+++ EXERCISE DATA +++

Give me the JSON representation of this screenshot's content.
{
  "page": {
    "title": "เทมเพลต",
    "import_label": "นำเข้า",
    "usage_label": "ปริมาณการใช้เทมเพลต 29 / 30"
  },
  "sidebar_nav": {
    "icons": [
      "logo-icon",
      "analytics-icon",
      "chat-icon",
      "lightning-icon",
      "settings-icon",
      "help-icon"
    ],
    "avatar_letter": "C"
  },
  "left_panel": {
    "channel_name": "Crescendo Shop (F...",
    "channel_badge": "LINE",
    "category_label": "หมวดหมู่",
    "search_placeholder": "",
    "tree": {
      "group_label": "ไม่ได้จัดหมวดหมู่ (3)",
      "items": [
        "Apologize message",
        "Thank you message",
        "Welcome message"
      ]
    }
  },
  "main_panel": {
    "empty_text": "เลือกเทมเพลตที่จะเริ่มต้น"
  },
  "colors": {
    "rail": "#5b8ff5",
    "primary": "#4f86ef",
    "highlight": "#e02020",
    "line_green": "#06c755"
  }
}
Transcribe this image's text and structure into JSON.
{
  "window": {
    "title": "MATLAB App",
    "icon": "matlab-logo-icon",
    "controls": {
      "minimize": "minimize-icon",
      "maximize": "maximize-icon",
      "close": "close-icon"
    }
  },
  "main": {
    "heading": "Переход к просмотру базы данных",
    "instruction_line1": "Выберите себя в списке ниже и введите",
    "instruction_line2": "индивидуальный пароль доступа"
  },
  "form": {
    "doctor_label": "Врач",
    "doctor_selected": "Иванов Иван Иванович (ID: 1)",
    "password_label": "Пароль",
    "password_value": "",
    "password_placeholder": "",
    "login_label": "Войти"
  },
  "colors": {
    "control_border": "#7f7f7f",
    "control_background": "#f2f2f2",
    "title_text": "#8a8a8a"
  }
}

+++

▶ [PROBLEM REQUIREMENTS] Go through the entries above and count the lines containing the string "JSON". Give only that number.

▶ [SOLUTION TO THE PROBLEM] 2